▶ _Dataset excerpts_:
*** Block opens ***

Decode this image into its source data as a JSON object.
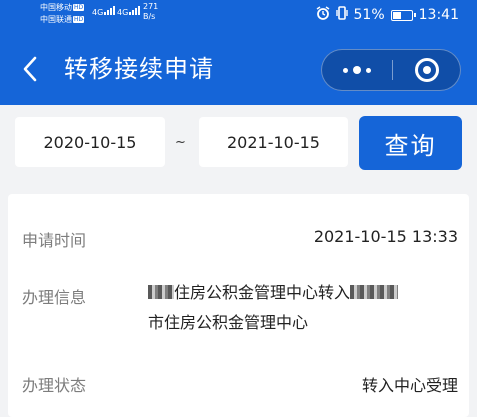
{
  "statusbar": {
    "carrier1": "中国移动",
    "carrier2": "中国联通",
    "hd_badge": "HD",
    "net1": "4G",
    "net2": "4G",
    "speed_value": "271",
    "speed_unit": "B/s",
    "battery": "51%",
    "battery_level": 0.51,
    "time": "13:41"
  },
  "navbar": {
    "title": "转移接续申请"
  },
  "filter": {
    "start_date": "2020-10-15",
    "separator": "~",
    "end_date": "2021-10-15",
    "query_label": "查询"
  },
  "record": {
    "time_label": "申请时间",
    "time_value": "2021-10-15 13:33",
    "info_label": "办理信息",
    "info_line1": "住房公积金管理中心转入",
    "info_line2": "市住房公积金管理中心",
    "status_label": "办理状态",
    "status_value": "转入中心受理"
  },
  "colors": {
    "primary": "#1565d8",
    "background": "#f2f3f5",
    "label": "#7d7d7d"
  }
}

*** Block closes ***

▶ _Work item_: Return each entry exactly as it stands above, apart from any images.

▶ _Answer for the task_:
Decode this image into its source data as a JSON object.
{
  "statusbar": {
    "carrier1": "中国移动",
    "carrier2": "中国联通",
    "hd_badge": "HD",
    "net1": "4G",
    "net2": "4G",
    "speed_value": "271",
    "speed_unit": "B/s",
    "battery": "51%",
    "battery_level": 0.51,
    "time": "13:41"
  },
  "navbar": {
    "title": "转移接续申请"
  },
  "filter": {
    "start_date": "2020-10-15",
    "separator": "~",
    "end_date": "2021-10-15",
    "query_label": "查询"
  },
  "record": {
    "time_label": "申请时间",
    "time_value": "2021-10-15 13:33",
    "info_label": "办理信息",
    "info_line1": "住房公积金管理中心转入",
    "info_line2": "市住房公积金管理中心",
    "status_label": "办理状态",
    "status_value": "转入中心受理"
  },
  "colors": {
    "primary": "#1565d8",
    "background": "#f2f3f5",
    "label": "#7d7d7d"
  }
}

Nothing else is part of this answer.